# [Your goal]
The copy has to match the data exactly and leave out every picture.

─── Available data

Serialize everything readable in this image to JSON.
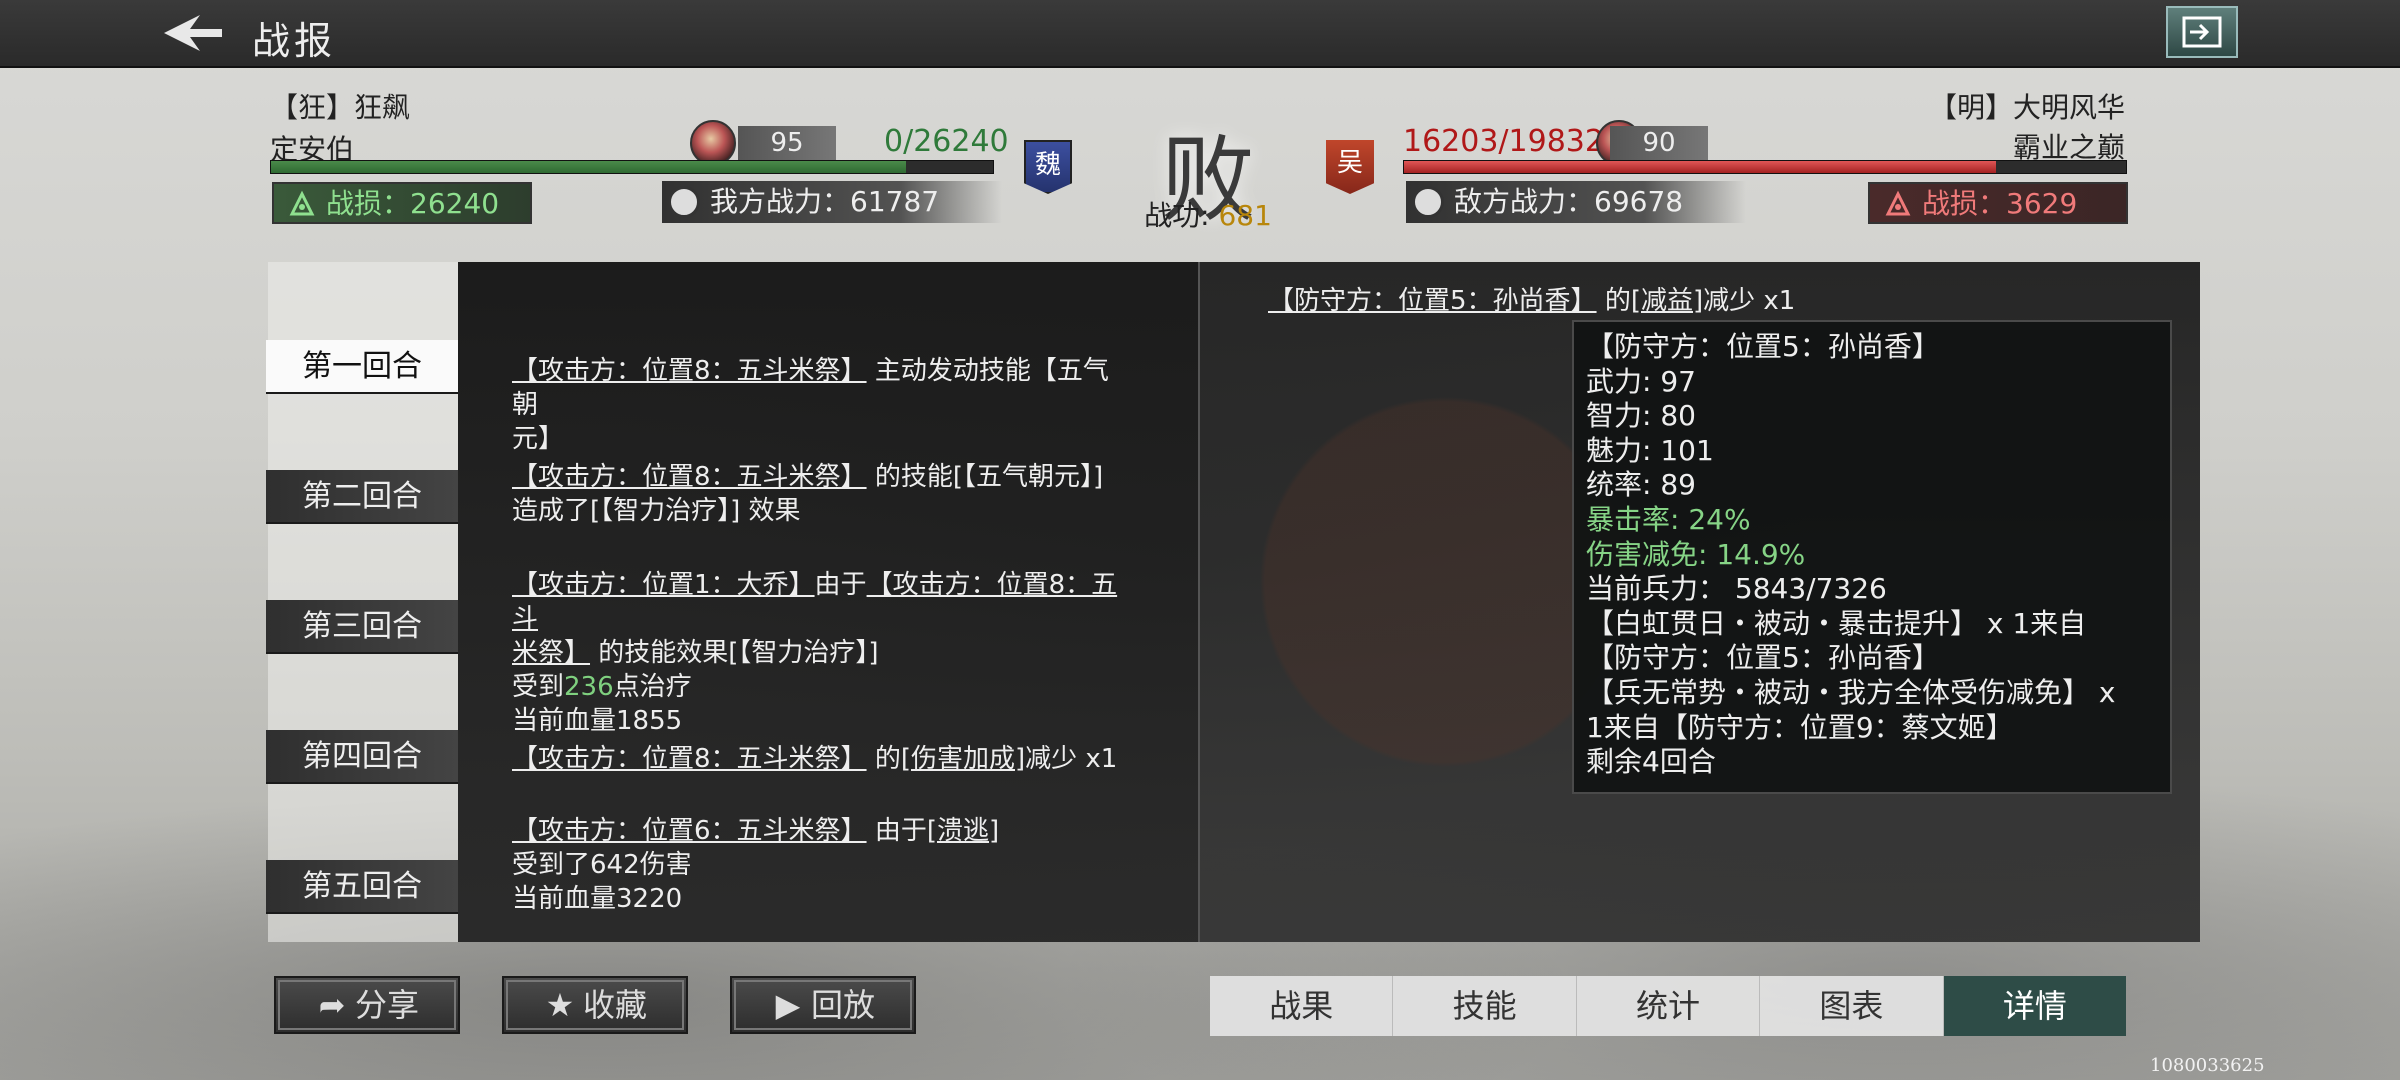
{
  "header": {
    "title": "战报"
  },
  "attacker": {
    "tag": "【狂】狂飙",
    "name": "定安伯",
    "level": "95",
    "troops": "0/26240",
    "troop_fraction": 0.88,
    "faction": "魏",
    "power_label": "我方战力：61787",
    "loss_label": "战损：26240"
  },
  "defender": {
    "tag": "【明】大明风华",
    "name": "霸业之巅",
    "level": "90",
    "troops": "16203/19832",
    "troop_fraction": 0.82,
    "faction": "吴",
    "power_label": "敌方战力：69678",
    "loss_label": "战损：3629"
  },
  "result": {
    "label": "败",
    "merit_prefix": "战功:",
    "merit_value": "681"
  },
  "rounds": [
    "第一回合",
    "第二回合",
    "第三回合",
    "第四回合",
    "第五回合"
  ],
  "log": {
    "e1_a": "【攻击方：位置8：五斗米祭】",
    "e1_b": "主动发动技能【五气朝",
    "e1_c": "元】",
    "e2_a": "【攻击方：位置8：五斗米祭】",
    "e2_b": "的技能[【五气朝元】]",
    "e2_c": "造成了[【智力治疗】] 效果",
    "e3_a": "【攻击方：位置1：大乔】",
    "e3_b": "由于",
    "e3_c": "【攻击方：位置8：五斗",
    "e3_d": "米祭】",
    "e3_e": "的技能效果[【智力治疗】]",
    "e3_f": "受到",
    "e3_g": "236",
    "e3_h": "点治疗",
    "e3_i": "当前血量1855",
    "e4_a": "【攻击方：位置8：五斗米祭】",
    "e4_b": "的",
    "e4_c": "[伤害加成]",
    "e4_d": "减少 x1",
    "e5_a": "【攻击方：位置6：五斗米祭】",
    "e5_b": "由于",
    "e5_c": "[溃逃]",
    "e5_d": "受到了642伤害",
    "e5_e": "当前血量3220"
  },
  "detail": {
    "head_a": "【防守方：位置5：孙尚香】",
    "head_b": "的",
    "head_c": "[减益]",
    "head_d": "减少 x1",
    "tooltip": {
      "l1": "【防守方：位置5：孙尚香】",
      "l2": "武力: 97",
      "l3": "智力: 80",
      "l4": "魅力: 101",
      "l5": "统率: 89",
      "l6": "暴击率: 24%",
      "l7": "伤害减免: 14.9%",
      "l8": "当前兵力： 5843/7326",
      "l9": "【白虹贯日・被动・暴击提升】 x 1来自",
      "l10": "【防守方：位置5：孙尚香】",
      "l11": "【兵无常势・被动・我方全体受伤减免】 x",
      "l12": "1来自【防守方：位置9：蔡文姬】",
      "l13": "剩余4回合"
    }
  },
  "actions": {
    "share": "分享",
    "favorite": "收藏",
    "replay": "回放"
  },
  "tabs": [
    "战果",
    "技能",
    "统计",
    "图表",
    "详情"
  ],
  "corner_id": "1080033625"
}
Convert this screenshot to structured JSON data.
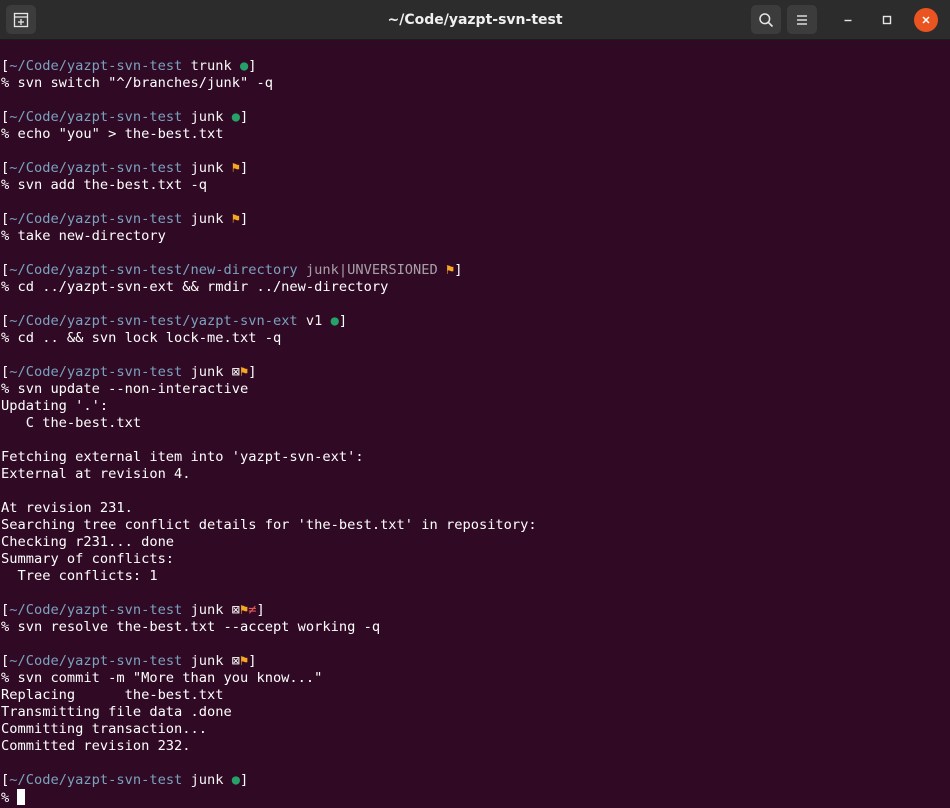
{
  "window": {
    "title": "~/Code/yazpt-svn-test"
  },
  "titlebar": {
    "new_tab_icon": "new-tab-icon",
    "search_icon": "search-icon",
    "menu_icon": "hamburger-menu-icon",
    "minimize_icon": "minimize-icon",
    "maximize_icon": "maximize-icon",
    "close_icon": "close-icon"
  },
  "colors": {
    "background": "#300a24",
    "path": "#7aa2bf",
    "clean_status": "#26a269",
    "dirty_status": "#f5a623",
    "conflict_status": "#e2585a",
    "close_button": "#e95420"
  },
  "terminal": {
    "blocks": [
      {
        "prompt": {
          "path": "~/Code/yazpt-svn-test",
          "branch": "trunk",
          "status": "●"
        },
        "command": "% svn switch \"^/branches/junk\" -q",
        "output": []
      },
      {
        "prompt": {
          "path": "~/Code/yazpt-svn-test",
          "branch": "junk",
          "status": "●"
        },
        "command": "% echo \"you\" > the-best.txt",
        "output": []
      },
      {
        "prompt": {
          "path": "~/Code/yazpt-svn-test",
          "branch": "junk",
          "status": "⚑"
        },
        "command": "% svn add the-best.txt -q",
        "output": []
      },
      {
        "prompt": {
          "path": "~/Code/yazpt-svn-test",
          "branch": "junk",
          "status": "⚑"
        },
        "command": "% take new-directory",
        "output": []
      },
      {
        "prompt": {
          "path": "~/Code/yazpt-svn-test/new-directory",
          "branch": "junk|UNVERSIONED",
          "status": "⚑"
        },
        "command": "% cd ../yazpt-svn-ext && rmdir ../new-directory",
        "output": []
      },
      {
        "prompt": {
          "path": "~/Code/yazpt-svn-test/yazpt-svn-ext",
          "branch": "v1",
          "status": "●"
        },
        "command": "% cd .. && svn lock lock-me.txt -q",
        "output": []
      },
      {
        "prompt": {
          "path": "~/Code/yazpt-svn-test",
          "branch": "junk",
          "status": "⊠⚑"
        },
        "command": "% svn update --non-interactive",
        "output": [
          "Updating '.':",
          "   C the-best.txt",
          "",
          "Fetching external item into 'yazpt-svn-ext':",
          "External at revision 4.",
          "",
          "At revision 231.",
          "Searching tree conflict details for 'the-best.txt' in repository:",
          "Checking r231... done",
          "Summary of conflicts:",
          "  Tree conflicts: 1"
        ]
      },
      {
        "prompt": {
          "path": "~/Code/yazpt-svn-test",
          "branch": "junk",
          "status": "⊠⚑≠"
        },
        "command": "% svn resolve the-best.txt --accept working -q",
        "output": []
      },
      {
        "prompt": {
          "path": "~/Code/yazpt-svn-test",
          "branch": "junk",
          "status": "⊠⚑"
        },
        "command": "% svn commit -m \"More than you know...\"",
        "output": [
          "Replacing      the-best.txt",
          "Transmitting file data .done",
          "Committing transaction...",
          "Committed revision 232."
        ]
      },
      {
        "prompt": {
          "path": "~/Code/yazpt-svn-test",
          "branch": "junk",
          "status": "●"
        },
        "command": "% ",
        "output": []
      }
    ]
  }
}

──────

# [Solution below]
Serialize everything readable in this image to JSON.
{
  "header": {
    "title": "战报"
  },
  "attacker": {
    "tag": "【狂】狂飙",
    "name": "定安伯",
    "level": "95",
    "troops": "0/26240",
    "troop_fraction": 0.88,
    "faction": "魏",
    "power_label": "我方战力：61787",
    "loss_label": "战损：26240"
  },
  "defender": {
    "tag": "【明】大明风华",
    "name": "霸业之巅",
    "level": "90",
    "troops": "16203/19832",
    "troop_fraction": 0.82,
    "faction": "吴",
    "power_label": "敌方战力：69678",
    "loss_label": "战损：3629"
  },
  "result": {
    "label": "败",
    "merit_prefix": "战功:",
    "merit_value": "681"
  },
  "rounds": [
    "第一回合",
    "第二回合",
    "第三回合",
    "第四回合",
    "第五回合"
  ],
  "log": {
    "e1_a": "【攻击方：位置8：五斗米祭】",
    "e1_b": "主动发动技能【五气朝",
    "e1_c": "元】",
    "e2_a": "【攻击方：位置8：五斗米祭】",
    "e2_b": "的技能[【五气朝元】]",
    "e2_c": "造成了[【智力治疗】] 效果",
    "e3_a": "【攻击方：位置1：大乔】",
    "e3_b": "由于",
    "e3_c": "【攻击方：位置8：五斗",
    "e3_d": "米祭】",
    "e3_e": "的技能效果[【智力治疗】]",
    "e3_f": "受到",
    "e3_g": "236",
    "e3_h": "点治疗",
    "e3_i": "当前血量1855",
    "e4_a": "【攻击方：位置8：五斗米祭】",
    "e4_b": "的",
    "e4_c": "[伤害加成]",
    "e4_d": "减少 x1",
    "e5_a": "【攻击方：位置6：五斗米祭】",
    "e5_b": "由于",
    "e5_c": "[溃逃]",
    "e5_d": "受到了642伤害",
    "e5_e": "当前血量3220"
  },
  "detail": {
    "head_a": "【防守方：位置5：孙尚香】",
    "head_b": "的",
    "head_c": "[减益]",
    "head_d": "减少 x1",
    "tooltip": {
      "l1": "【防守方：位置5：孙尚香】",
      "l2": "武力: 97",
      "l3": "智力: 80",
      "l4": "魅力: 101",
      "l5": "统率: 89",
      "l6": "暴击率: 24%",
      "l7": "伤害减免: 14.9%",
      "l8": "当前兵力： 5843/7326",
      "l9": "【白虹贯日・被动・暴击提升】 x 1来自",
      "l10": "【防守方：位置5：孙尚香】",
      "l11": "【兵无常势・被动・我方全体受伤减免】 x",
      "l12": "1来自【防守方：位置9：蔡文姬】",
      "l13": "剩余4回合"
    }
  },
  "actions": {
    "share": "分享",
    "favorite": "收藏",
    "replay": "回放"
  },
  "tabs": [
    "战果",
    "技能",
    "统计",
    "图表",
    "详情"
  ],
  "corner_id": "1080033625"
}
Convert this screenshot to structured JSON data.
{
  "window": {
    "title": "~/Code/yazpt-svn-test"
  },
  "titlebar": {
    "new_tab_icon": "new-tab-icon",
    "search_icon": "search-icon",
    "menu_icon": "hamburger-menu-icon",
    "minimize_icon": "minimize-icon",
    "maximize_icon": "maximize-icon",
    "close_icon": "close-icon"
  },
  "colors": {
    "background": "#300a24",
    "path": "#7aa2bf",
    "clean_status": "#26a269",
    "dirty_status": "#f5a623",
    "conflict_status": "#e2585a",
    "close_button": "#e95420"
  },
  "terminal": {
    "blocks": [
      {
        "prompt": {
          "path": "~/Code/yazpt-svn-test",
          "branch": "trunk",
          "status": "●"
        },
        "command": "% svn switch \"^/branches/junk\" -q",
        "output": []
      },
      {
        "prompt": {
          "path": "~/Code/yazpt-svn-test",
          "branch": "junk",
          "status": "●"
        },
        "command": "% echo \"you\" > the-best.txt",
        "output": []
      },
      {
        "prompt": {
          "path": "~/Code/yazpt-svn-test",
          "branch": "junk",
          "status": "⚑"
        },
        "command": "% svn add the-best.txt -q",
        "output": []
      },
      {
        "prompt": {
          "path": "~/Code/yazpt-svn-test",
          "branch": "junk",
          "status": "⚑"
        },
        "command": "% take new-directory",
        "output": []
      },
      {
        "prompt": {
          "path": "~/Code/yazpt-svn-test/new-directory",
          "branch": "junk|UNVERSIONED",
          "status": "⚑"
        },
        "command": "% cd ../yazpt-svn-ext && rmdir ../new-directory",
        "output": []
      },
      {
        "prompt": {
          "path": "~/Code/yazpt-svn-test/yazpt-svn-ext",
          "branch": "v1",
          "status": "●"
        },
        "command": "% cd .. && svn lock lock-me.txt -q",
        "output": []
      },
      {
        "prompt": {
          "path": "~/Code/yazpt-svn-test",
          "branch": "junk",
          "status": "⊠⚑"
        },
        "command": "% svn update --non-interactive",
        "output": [
          "Updating '.':",
          "   C the-best.txt",
          "",
          "Fetching external item into 'yazpt-svn-ext':",
          "External at revision 4.",
          "",
          "At revision 231.",
          "Searching tree conflict details for 'the-best.txt' in repository:",
          "Checking r231... done",
          "Summary of conflicts:",
          "  Tree conflicts: 1"
        ]
      },
      {
        "prompt": {
          "path": "~/Code/yazpt-svn-test",
          "branch": "junk",
          "status": "⊠⚑≠"
        },
        "command": "% svn resolve the-best.txt --accept working -q",
        "output": []
      },
      {
        "prompt": {
          "path": "~/Code/yazpt-svn-test",
          "branch": "junk",
          "status": "⊠⚑"
        },
        "command": "% svn commit -m \"More than you know...\"",
        "output": [
          "Replacing      the-best.txt",
          "Transmitting file data .done",
          "Committing transaction...",
          "Committed revision 232."
        ]
      },
      {
        "prompt": {
          "path": "~/Code/yazpt-svn-test",
          "branch": "junk",
          "status": "●"
        },
        "command": "% ",
        "output": []
      }
    ]
  }
}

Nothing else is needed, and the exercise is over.